Wow! Just, wow! This documentary from Romania is an edge of your seat political thriller that kept reminding me of Spotlight. It’s a story of corruption and fraud that resulted in thousands of deaths and the intrepid journalists who exposed it. And it all began in 2015 with a tragic fire at a nightclub in Bucharest named Colectiv. 27 people died in the fire, but then victims in hospitals who should have recovered began to die of bacterial infections. People took to the streets to demand answers, and a team of reporters at the Sports Gazette began investigating. It led them to a company that was selling over-diluted disinfectants to hospitals all over the country. And to massive corruption in the Ministry of Health and the entire healthcare system of Romania from top to bottom.
At the helm of the investigation is intrepid editor-in-chief Catalin Tolontan. Though the paper is known for sports reporting, Tolontan has a background in investigative reporting and he’s a dog with a bone over this one. He has his people stake out the owner of the company that is selling the bad disinfectant. He also stakes out the manager of one of the biggest hospitals who’s clearly on the take. Early on in the story the Minister of Health resigns after mass protests. His job is filled by a Vlad Voiculescu, formerly a patient advocate but also someone who at the age of 27 founded the “cytostatic network”, a group that smuggled cancer medicine from Austria, Germany and Hungary into Romania for patients who had no access to medication. The filmmakers had unfettered access to him and his deliberations, and despite the revelations, he can’t change what’s going on because the bureaucracy is so entrenched. And in the middle of it all, the man whose company manufactured the disinfectant dies in a crash. (Suicide or murder, who knows?)
There is a side story woven through the film of a young woman who survived the fire, though she lost her fingers and was badly burned. She uses art as a way through her trauma, sitting for a series of photographs that are later shown in an exhibition. And as she talks to reporters, they want her to be the angry victim, but she refuses. She’s an inspiration.
This film works on so many levels. It’s a story that Americans can understand at this moment when we have a government that is playing politics with people’s lives. Plus the two central protagonists are the perfect heroes for this moment, both working for the greater good. And the filmmakers present the story in such a breathless fashion, you can’t look away. I highly recommend this film. It’s one of the best documentaries I’ve seen this year.

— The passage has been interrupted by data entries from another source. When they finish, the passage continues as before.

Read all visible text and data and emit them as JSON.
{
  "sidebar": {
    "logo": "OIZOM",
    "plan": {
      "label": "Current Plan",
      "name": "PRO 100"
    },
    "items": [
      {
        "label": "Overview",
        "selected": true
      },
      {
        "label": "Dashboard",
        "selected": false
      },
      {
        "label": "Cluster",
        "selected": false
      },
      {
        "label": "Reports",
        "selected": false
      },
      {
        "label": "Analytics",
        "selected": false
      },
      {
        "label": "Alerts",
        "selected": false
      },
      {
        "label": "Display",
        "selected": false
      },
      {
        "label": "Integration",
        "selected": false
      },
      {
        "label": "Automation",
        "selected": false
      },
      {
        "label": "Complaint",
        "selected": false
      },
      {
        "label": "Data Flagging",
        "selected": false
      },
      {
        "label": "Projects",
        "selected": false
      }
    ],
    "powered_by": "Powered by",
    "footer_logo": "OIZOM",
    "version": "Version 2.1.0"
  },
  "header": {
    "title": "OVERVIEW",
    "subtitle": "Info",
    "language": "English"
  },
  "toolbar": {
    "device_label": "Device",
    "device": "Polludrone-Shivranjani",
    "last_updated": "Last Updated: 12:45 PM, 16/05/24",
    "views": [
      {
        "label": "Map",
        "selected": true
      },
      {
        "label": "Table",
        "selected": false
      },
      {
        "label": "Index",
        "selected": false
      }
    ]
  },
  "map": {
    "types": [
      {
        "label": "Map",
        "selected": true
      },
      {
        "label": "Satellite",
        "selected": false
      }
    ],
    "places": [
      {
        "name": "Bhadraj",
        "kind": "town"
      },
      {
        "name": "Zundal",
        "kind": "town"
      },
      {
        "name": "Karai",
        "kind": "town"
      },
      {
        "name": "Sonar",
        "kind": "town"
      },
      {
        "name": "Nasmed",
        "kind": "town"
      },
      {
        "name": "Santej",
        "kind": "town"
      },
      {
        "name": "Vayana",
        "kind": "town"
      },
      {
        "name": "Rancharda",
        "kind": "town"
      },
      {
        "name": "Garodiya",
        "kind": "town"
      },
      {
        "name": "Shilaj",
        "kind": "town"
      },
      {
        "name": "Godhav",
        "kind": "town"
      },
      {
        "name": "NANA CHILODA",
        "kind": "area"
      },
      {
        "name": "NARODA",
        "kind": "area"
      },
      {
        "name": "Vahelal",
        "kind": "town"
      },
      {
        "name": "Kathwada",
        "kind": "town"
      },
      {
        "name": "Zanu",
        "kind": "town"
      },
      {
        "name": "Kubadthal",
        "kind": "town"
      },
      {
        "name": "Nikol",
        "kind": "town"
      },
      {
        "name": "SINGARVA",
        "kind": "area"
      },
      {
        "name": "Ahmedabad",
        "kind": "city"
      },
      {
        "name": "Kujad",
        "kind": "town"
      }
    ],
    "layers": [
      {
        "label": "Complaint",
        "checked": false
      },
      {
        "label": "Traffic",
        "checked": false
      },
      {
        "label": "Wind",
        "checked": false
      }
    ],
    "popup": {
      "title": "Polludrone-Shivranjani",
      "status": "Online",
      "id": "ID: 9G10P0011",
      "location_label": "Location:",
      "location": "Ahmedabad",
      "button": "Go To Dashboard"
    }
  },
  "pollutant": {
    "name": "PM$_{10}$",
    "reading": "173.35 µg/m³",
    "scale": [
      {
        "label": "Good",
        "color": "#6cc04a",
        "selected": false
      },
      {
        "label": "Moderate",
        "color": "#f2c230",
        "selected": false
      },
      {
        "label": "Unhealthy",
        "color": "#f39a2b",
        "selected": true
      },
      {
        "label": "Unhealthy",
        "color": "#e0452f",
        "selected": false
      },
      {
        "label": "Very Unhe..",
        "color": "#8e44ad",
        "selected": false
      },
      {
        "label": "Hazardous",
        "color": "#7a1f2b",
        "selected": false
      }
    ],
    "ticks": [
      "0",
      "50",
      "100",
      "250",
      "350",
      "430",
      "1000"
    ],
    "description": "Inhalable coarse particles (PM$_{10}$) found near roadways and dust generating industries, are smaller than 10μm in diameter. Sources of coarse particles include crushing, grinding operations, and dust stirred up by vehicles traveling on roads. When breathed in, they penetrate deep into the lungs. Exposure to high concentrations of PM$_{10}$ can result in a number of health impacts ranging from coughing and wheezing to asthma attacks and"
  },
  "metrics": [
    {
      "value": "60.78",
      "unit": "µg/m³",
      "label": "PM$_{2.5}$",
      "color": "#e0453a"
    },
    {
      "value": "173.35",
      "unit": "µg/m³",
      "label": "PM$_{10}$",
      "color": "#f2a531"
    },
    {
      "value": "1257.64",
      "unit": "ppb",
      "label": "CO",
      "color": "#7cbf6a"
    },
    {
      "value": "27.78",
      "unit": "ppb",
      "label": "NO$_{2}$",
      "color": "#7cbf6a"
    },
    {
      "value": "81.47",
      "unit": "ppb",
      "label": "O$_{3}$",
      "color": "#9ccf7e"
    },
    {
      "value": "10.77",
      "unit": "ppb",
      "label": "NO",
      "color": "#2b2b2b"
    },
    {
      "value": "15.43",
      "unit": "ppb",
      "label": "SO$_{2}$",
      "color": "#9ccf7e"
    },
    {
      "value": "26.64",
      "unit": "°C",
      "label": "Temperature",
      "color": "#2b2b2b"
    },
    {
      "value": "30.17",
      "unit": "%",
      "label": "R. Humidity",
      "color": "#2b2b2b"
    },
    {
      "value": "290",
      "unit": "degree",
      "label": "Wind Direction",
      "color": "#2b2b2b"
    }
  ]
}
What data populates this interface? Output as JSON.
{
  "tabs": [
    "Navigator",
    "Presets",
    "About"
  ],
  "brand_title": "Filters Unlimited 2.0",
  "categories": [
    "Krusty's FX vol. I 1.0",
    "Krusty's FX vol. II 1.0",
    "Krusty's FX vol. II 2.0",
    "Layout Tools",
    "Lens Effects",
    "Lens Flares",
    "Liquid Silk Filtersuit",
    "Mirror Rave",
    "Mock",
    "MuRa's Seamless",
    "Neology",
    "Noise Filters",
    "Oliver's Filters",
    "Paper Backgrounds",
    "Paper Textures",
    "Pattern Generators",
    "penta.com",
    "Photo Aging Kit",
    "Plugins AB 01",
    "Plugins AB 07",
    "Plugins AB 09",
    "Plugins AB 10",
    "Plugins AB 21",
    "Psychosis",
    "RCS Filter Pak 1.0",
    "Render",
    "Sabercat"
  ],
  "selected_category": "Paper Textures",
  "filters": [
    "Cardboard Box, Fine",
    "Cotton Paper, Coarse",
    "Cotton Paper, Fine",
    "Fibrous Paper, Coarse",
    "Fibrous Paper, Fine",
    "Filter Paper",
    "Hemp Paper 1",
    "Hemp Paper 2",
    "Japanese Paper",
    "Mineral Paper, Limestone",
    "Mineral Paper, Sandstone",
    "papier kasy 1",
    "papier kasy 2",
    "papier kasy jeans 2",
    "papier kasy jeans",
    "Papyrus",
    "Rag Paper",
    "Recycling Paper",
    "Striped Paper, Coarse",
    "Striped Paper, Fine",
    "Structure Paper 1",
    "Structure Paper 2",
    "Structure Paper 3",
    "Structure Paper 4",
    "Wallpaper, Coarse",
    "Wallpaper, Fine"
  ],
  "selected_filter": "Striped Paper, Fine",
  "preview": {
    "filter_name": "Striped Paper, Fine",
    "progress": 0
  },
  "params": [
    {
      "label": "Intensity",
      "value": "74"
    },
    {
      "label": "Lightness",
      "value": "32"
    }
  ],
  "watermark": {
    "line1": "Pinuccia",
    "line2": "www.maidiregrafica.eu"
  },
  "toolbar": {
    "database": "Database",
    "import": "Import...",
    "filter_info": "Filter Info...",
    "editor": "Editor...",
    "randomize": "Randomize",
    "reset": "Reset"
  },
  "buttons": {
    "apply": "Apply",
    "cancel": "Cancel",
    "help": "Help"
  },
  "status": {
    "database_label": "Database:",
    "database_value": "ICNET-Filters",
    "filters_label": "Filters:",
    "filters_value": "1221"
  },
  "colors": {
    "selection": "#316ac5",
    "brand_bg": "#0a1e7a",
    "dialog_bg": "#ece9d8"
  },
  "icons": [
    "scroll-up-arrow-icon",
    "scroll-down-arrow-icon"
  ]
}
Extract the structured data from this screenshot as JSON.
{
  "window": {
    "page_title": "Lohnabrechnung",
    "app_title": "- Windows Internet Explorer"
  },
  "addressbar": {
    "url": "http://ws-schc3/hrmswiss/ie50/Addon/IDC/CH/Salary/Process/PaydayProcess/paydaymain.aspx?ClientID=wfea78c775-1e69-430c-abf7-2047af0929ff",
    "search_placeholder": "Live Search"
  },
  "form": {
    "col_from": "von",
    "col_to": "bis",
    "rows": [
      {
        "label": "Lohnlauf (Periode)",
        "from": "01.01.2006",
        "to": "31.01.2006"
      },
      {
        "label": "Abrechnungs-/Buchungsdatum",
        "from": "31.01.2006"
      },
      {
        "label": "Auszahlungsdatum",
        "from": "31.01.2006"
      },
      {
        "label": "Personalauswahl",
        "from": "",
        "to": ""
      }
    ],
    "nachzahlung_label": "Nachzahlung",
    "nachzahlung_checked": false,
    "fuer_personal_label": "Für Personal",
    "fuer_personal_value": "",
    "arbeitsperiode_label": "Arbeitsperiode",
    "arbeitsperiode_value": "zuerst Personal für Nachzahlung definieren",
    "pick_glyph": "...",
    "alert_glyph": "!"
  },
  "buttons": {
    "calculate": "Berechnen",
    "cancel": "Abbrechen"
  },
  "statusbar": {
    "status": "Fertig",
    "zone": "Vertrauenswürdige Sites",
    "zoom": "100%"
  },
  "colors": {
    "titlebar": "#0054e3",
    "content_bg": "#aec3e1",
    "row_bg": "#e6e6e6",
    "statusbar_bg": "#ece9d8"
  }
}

[Mainstream Chick’s take: I agree. Collective is not only one of the best documentaries of the year, it’s one of the best films. An observational documentary – and drama – that is Romania’s entry for Best Foreign Film consideration in the 2021 Oscars race. Would Collective feel nearly so relatable and powerful at any other time – like one, two or five years ago? Probably not. But these are the times we’re livin’ in… a collective nightmare. -hb]